• **INPUT DATA**
================
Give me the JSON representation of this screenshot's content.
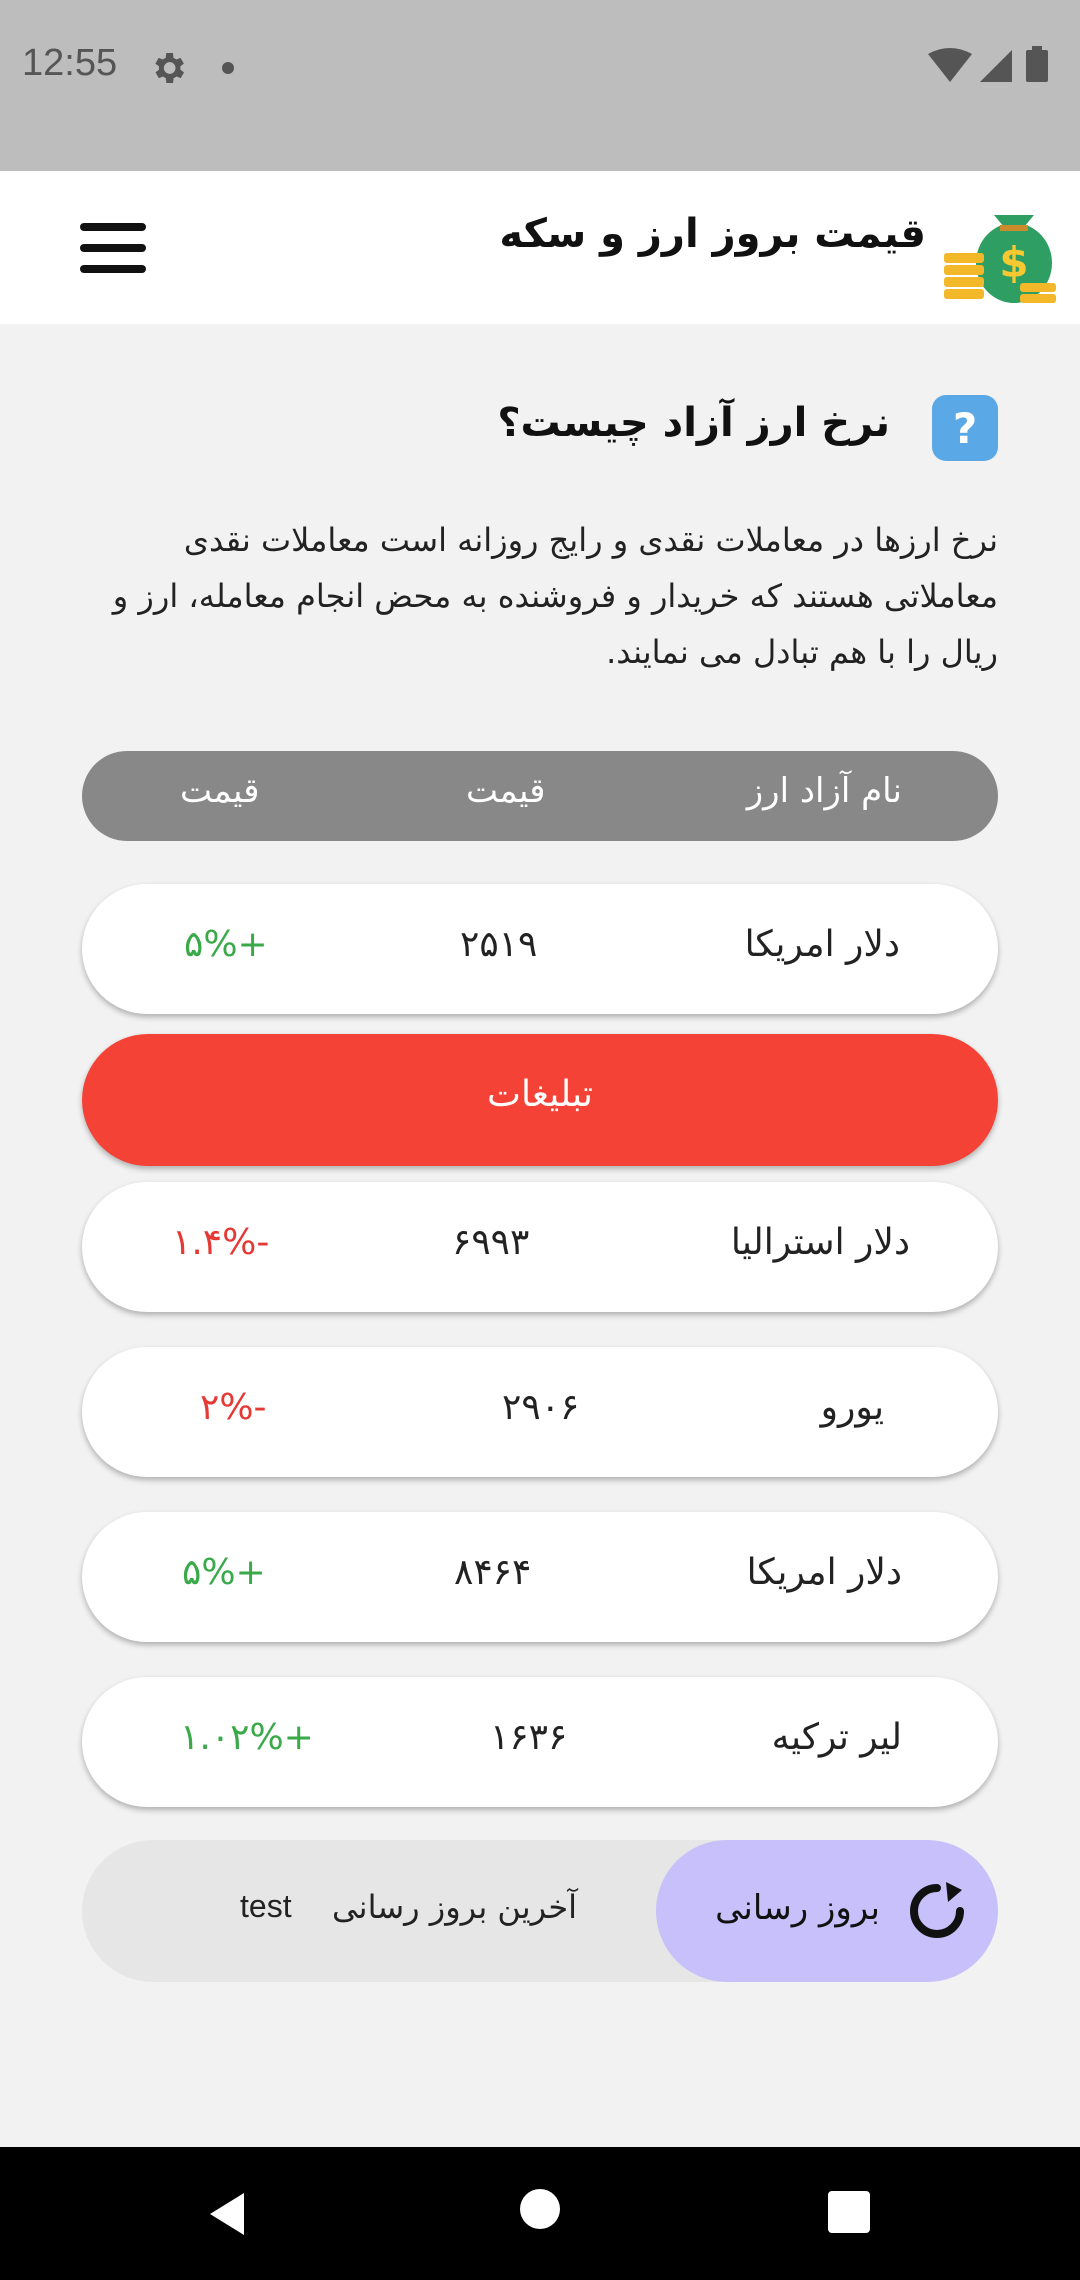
{
  "status_bar": {
    "time": "12:55"
  },
  "app_bar": {
    "title": "قیمت بروز ارز و سکه"
  },
  "section": {
    "heading": "نرخ ارز آزاد چیست؟",
    "intro": "نرخ ارزها در معاملات نقدی و رایج روزانه است معاملات نقدی معاملاتی هستند که خریدار و فروشنده به محض انجام معامله، ارز و ریال را با هم تبادل می نمایند."
  },
  "table_header": {
    "col_name": "نام آزاد ارز",
    "col_price": "قیمت",
    "col_change": "قیمت"
  },
  "rows": [
    {
      "name": "دلار امریکا",
      "price": "۲۵۱۹",
      "change": "+۵%",
      "direction": "up"
    },
    {
      "name": "دلار استرالیا",
      "price": "۶۹۹۳",
      "change": "-۱.۴%",
      "direction": "down"
    },
    {
      "name": "یورو",
      "price": "۲۹۰۶",
      "change": "-۲%",
      "direction": "down"
    },
    {
      "name": "دلار امریکا",
      "price": "۸۴۶۴",
      "change": "+۵%",
      "direction": "up"
    },
    {
      "name": "لیر ترکیه",
      "price": "۱۶۳۶",
      "change": "+۱.۰۲%",
      "direction": "up"
    }
  ],
  "ad": {
    "label": "تبلیغات"
  },
  "footer": {
    "refresh_label": "بروز رسانی",
    "last_update_label": "آخرین بروز رسانی",
    "last_update_value": "test"
  },
  "colors": {
    "ad": "#f44336",
    "refresh_button": "#c7c0fb",
    "header_pill": "#888888",
    "positive": "#3aa94a",
    "negative": "#e53935"
  },
  "icons": [
    "settings-icon",
    "wifi-icon",
    "cellular-icon",
    "battery-icon",
    "money-bag-icon",
    "hamburger-menu-icon",
    "help-icon",
    "refresh-icon",
    "back-icon",
    "home-icon",
    "recents-icon"
  ]
}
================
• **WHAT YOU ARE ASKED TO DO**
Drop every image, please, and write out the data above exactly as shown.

• **SOLUTION**
Give me the JSON representation of this screenshot's content.
{
  "status_bar": {
    "time": "12:55"
  },
  "app_bar": {
    "title": "قیمت بروز ارز و سکه"
  },
  "section": {
    "heading": "نرخ ارز آزاد چیست؟",
    "intro": "نرخ ارزها در معاملات نقدی و رایج روزانه است معاملات نقدی معاملاتی هستند که خریدار و فروشنده به محض انجام معامله، ارز و ریال را با هم تبادل می نمایند."
  },
  "table_header": {
    "col_name": "نام آزاد ارز",
    "col_price": "قیمت",
    "col_change": "قیمت"
  },
  "rows": [
    {
      "name": "دلار امریکا",
      "price": "۲۵۱۹",
      "change": "+۵%",
      "direction": "up"
    },
    {
      "name": "دلار استرالیا",
      "price": "۶۹۹۳",
      "change": "-۱.۴%",
      "direction": "down"
    },
    {
      "name": "یورو",
      "price": "۲۹۰۶",
      "change": "-۲%",
      "direction": "down"
    },
    {
      "name": "دلار امریکا",
      "price": "۸۴۶۴",
      "change": "+۵%",
      "direction": "up"
    },
    {
      "name": "لیر ترکیه",
      "price": "۱۶۳۶",
      "change": "+۱.۰۲%",
      "direction": "up"
    }
  ],
  "ad": {
    "label": "تبلیغات"
  },
  "footer": {
    "refresh_label": "بروز رسانی",
    "last_update_label": "آخرین بروز رسانی",
    "last_update_value": "test"
  },
  "colors": {
    "ad": "#f44336",
    "refresh_button": "#c7c0fb",
    "header_pill": "#888888",
    "positive": "#3aa94a",
    "negative": "#e53935"
  },
  "icons": [
    "settings-icon",
    "wifi-icon",
    "cellular-icon",
    "battery-icon",
    "money-bag-icon",
    "hamburger-menu-icon",
    "help-icon",
    "refresh-icon",
    "back-icon",
    "home-icon",
    "recents-icon"
  ]
}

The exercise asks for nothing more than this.